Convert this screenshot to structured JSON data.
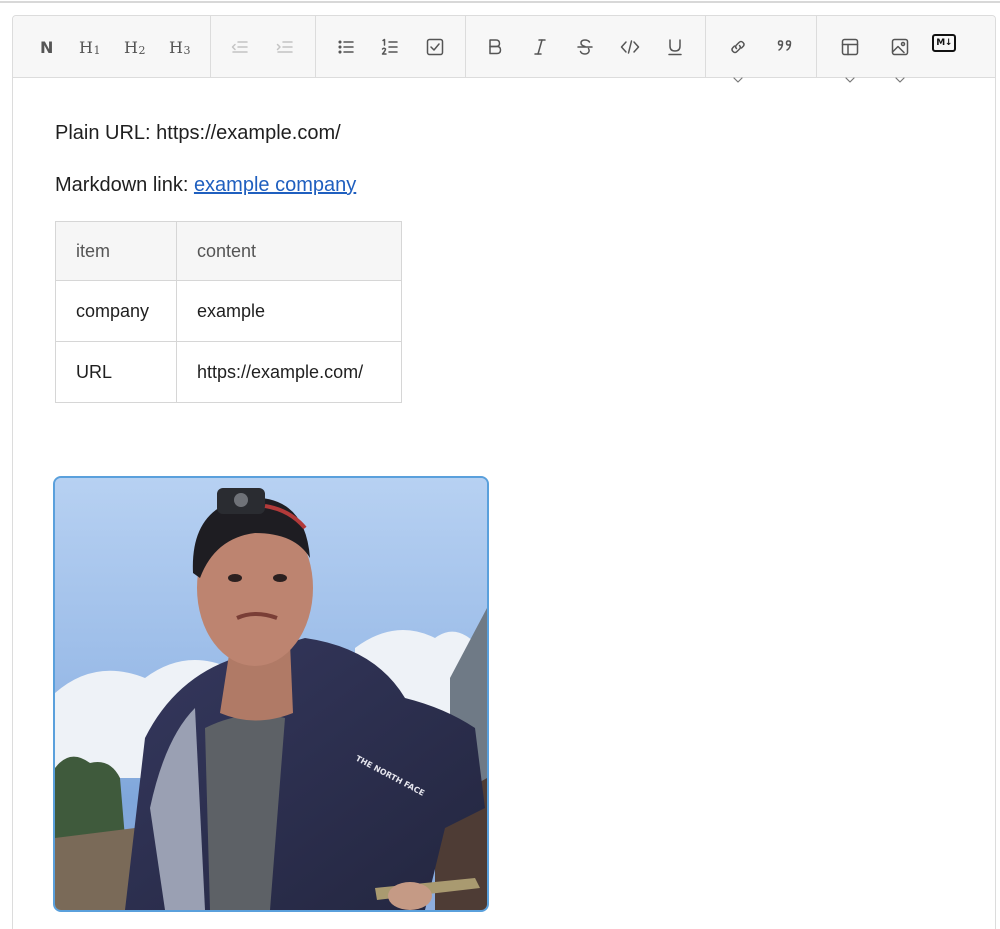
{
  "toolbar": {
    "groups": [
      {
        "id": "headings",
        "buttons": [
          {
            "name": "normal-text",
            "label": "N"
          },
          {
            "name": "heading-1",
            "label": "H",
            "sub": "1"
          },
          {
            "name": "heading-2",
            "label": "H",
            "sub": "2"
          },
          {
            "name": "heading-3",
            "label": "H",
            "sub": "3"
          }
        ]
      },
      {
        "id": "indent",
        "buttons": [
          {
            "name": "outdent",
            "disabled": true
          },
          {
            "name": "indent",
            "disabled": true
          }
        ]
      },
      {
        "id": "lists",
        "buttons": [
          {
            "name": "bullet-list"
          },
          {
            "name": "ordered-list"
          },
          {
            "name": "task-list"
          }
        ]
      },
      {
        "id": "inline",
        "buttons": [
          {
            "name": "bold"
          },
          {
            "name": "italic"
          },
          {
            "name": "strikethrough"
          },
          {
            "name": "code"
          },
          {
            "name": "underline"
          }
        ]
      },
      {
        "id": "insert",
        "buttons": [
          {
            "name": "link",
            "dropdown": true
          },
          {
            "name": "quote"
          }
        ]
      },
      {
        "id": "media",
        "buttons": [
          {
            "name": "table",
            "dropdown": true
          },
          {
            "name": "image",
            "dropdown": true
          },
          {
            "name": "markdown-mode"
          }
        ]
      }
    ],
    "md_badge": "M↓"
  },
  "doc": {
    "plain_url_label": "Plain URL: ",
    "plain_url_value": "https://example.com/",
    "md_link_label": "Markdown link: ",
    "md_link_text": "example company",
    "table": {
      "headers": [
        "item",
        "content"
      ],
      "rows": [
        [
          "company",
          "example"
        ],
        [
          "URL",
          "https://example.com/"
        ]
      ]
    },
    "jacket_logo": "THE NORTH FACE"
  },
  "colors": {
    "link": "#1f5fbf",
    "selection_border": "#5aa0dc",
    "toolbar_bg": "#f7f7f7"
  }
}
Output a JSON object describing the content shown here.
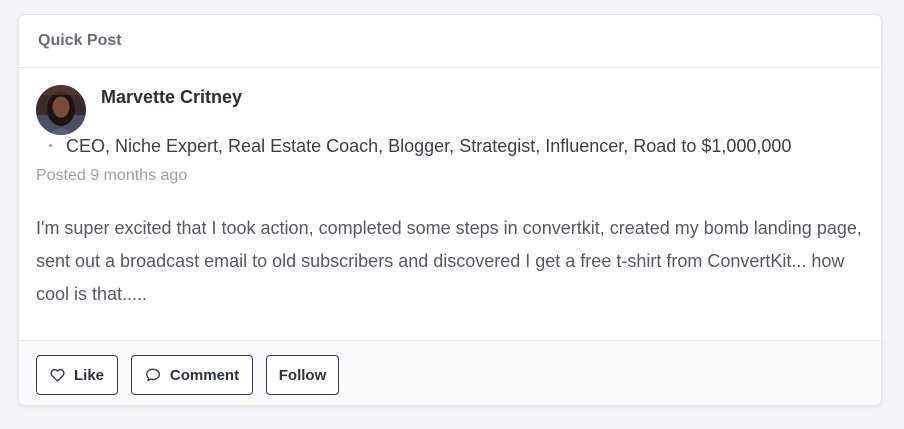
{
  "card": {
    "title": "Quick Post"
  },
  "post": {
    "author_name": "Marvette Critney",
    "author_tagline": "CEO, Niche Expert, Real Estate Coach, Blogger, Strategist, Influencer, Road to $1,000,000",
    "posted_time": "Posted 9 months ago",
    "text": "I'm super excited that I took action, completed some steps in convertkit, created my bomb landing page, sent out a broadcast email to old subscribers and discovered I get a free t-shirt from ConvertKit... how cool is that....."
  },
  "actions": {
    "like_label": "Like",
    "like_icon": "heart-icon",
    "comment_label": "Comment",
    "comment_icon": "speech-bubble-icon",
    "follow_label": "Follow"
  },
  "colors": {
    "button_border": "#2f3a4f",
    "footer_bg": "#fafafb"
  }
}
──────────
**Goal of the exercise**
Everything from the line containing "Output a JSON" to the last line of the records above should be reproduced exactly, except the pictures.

**Response**
Output a JSON object describing the content shown here.
{
  "card": {
    "title": "Quick Post"
  },
  "post": {
    "author_name": "Marvette Critney",
    "author_tagline": "CEO, Niche Expert, Real Estate Coach, Blogger, Strategist, Influencer, Road to $1,000,000",
    "posted_time": "Posted 9 months ago",
    "text": "I'm super excited that I took action, completed some steps in convertkit, created my bomb landing page, sent out a broadcast email to old subscribers and discovered I get a free t-shirt from ConvertKit... how cool is that....."
  },
  "actions": {
    "like_label": "Like",
    "like_icon": "heart-icon",
    "comment_label": "Comment",
    "comment_icon": "speech-bubble-icon",
    "follow_label": "Follow"
  },
  "colors": {
    "button_border": "#2f3a4f",
    "footer_bg": "#fafafb"
  }
}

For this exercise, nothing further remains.